This leads us to observe in the last place, that these texts, in their true meaning, support the very sentiment,
, which they are supposed to refute. They plainly intimate, that regeneration is the production of real holiness, which is totally distinct from sin, and can never be united or blended with it. For, if the giving of the heart of flesh be the taking away of the heart of stone, then the heart of stone and the heart of flesh are
* Page 208.
totally distinct; if that which is born of the flesh is flesh, and that which is born of the Spirit is spirit, then flesh and spirit are totally distinct; if a man's becom. ing a new creature removes all his old exercises, then his new exercises are totally distinct from his old; or if he that is born of God sinneth not, because his seed remaineth in him, then that seed, which our Savior calls spirit, is totally distinct from such sinful exercises, as all must allow, more or less prevail in the best of saiots. On this supposition, that grace is perfectly pure and entirely distinct from all the sinful exercises, all the Seripture représentations of the renovation of the heart may be explained, in consistency with the

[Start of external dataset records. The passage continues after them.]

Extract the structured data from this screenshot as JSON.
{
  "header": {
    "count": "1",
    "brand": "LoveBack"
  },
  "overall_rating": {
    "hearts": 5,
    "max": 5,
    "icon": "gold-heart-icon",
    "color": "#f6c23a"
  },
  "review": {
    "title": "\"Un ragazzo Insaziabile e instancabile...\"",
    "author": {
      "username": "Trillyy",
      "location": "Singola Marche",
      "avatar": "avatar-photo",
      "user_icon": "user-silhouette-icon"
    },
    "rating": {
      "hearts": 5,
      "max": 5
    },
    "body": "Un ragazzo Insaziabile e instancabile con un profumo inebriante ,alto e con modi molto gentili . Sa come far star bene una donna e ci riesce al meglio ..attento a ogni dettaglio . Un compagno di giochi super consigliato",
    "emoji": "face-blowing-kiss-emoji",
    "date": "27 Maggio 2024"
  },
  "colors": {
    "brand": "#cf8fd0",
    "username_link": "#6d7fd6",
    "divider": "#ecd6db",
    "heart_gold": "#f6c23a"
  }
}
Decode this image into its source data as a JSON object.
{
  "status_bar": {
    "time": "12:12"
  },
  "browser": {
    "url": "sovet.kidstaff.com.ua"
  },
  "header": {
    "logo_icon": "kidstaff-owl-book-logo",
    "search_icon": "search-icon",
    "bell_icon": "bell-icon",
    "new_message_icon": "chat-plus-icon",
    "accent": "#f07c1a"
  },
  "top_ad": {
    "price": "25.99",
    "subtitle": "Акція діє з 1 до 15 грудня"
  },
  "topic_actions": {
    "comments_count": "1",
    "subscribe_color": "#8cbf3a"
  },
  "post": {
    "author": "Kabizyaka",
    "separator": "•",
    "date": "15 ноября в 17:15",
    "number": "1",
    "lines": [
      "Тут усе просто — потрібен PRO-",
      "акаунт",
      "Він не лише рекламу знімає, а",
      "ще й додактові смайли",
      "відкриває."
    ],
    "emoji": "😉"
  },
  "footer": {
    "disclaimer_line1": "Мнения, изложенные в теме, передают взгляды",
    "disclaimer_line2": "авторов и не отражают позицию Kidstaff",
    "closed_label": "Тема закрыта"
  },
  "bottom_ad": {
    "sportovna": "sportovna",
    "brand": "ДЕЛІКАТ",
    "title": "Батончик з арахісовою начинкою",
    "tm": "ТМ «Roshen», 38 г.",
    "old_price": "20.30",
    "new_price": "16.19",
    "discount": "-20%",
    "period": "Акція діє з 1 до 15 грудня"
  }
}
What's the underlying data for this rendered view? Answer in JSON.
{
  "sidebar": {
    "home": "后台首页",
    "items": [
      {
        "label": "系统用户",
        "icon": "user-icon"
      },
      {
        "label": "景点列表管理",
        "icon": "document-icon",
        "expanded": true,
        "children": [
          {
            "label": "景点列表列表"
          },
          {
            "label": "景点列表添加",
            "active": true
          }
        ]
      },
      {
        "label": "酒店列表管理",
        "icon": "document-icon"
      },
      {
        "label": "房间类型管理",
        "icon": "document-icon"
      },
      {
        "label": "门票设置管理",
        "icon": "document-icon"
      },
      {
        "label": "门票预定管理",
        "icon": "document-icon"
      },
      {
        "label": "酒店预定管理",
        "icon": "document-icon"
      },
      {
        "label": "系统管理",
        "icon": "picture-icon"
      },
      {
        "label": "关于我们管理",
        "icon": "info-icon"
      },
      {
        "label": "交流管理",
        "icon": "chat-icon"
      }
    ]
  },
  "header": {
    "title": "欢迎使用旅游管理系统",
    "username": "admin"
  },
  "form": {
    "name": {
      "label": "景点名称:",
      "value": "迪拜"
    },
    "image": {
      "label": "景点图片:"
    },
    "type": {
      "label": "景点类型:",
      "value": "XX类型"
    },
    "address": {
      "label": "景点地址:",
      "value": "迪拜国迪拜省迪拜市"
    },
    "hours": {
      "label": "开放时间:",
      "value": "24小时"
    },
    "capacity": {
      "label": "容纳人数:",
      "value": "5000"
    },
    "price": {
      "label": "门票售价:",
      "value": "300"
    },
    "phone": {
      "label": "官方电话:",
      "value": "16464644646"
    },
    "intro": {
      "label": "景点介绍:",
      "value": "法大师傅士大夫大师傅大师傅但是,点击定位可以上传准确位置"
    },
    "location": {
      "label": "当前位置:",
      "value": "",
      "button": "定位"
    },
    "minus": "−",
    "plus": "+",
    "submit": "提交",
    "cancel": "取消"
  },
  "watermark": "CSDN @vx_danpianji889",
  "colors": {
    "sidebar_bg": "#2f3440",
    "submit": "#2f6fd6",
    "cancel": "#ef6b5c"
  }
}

moral agency and with the moral imperfection of good men. It now appears, we trust, that there is no -solid objection against the leading sentiment in this discourse, that all the criminal imperfection of saints consists in positively sinful affections.